RAND(3) Linux Programmer's Manual RAND(3)
NAME
rand, rand_r, srand  pseudorandom number generator
SYNOPSIS
#include <<stdlib.h>>
int rand(void);
int rand_r(unsigned int *seedp);
void srand(unsigned int seed);
Feature Test Macro Requirements for glibc (see feature_test_macros(7)):
rand_r(): _POSIX_C_SOURCE  _XOPEN_SOURCE
DESCRIPTION
The rand() function returns a pseudorandom integer in the range
[0, RAND_MAX].
The srand() function sets its argument as the seed for a new sequence
of pseudorandom integers to be returned by rand(). These sequences
are repeatable by calling srand() with the same seed value.
If no seed value is provided, the rand() function is automatically
seeded with a value of 1.
The function rand() is not reentrant or threadsafe, since it uses hid
den state that is modified on each call. This might just be the seed
value to be used by the next call, or it might be something more elabo
rate. In order to get reproducible behavior in a threaded application,
this state must be made explicit.

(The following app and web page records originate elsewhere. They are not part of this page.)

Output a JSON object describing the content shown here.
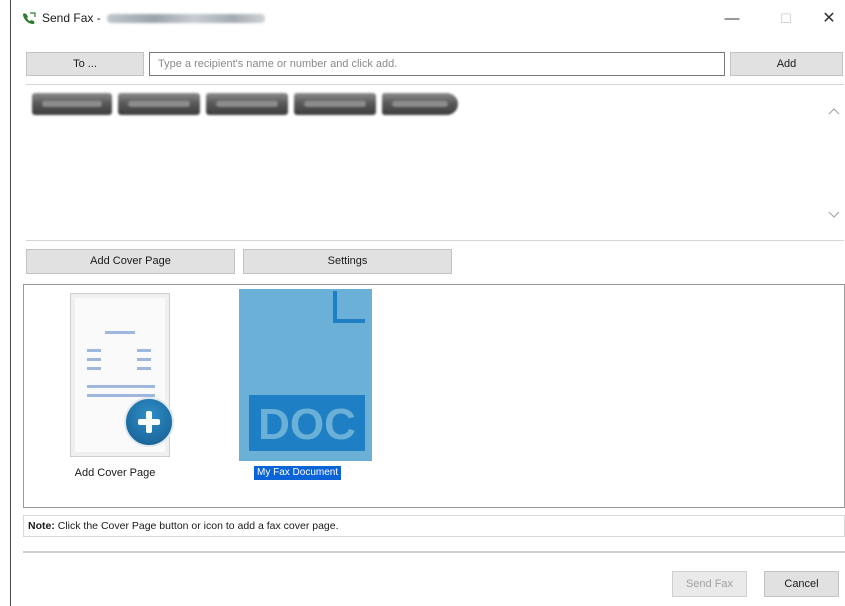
{
  "window": {
    "title": "Send Fax - ",
    "min_glyph": "—",
    "max_glyph": "☐",
    "close_glyph": "✕"
  },
  "recipients": {
    "to_button_label": "To ...",
    "input_placeholder": "Type a recipient's name or number and click add.",
    "input_value": "",
    "add_button_label": "Add",
    "scroll_up_glyph": "^",
    "scroll_down_glyph": "v"
  },
  "actions": {
    "add_cover_page_label": "Add Cover Page",
    "settings_label": "Settings"
  },
  "documents": {
    "cover_page_label": "Add Cover Page",
    "fax_document_label": "My Fax Document",
    "fax_document_badge": "DOC",
    "icons": [
      "cover-page-icon",
      "plus-icon",
      "doc-file-icon"
    ]
  },
  "note": {
    "bold": "Note:",
    "text": " Click the Cover Page button or icon to add a fax cover page."
  },
  "footer": {
    "send_label": "Send Fax",
    "cancel_label": "Cancel"
  },
  "colors": {
    "selection": "#0a64d8",
    "doc_tile_bg": "#6ab0d7",
    "doc_icon": "#1e7fc4",
    "plus_badge": "#1c6aa0"
  }
}
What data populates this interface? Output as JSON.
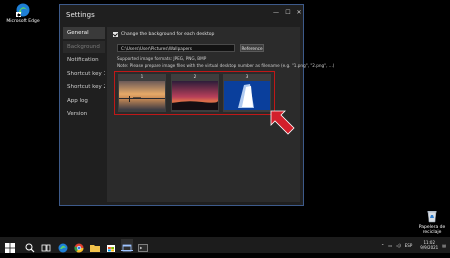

The function rand_r() is supplied
with a pointer to an unsigned int, to be used as state. This is a very
small amount of state, so this function will be a weak pseudorandom
generator. Try drand48_r(3) instead.
RETURN VALUE
The rand() and rand_r() functions return a value between 0 and
RAND_MAX. The srand() function returns no value.
CONFORMING TO
The functions rand() and srand() conform to SVr4, 4.3BSD, C89, C99,
POSIX.12001. The function rand_r() is from POSIX.12001.
NOTES
The versions of rand() and srand() in the Linux C Library use the same
random number generator as random(3) and srandom(3), so the lowerorder
bits should be as random as the higherorder bits. However, on older
rand() implementations, and on current implementations on different
systems, the lowerorder bits are much less random than the higher
order bits. Do not use this function in applications intended to be
portable when good randomness is needed. (Use random(3) instead.)
EXAMPLE
POSIX.12001 gives the following example of an implementation of rand()
and srand(), possibly useful when one needs the same sequence on two
different machines.
static unsigned long next = 1;
/* RAND_MAX assumed to be 32767 */
int myrand(void) {
next = next * 1103515245 + 12345;
return((unsigned)(next/65536) % 32768);
}
void mysrand(unsigned seed) {
next = seed;
}
SEE ALSO
drand48(3), random(3)
COLOPHON
This page is part of release 3.05 of the Linux manpages project. A
description of the project, and information about reporting bugs, can
be found at http://www.kernel.org/doc/manpages/.
20080428 RAND(3)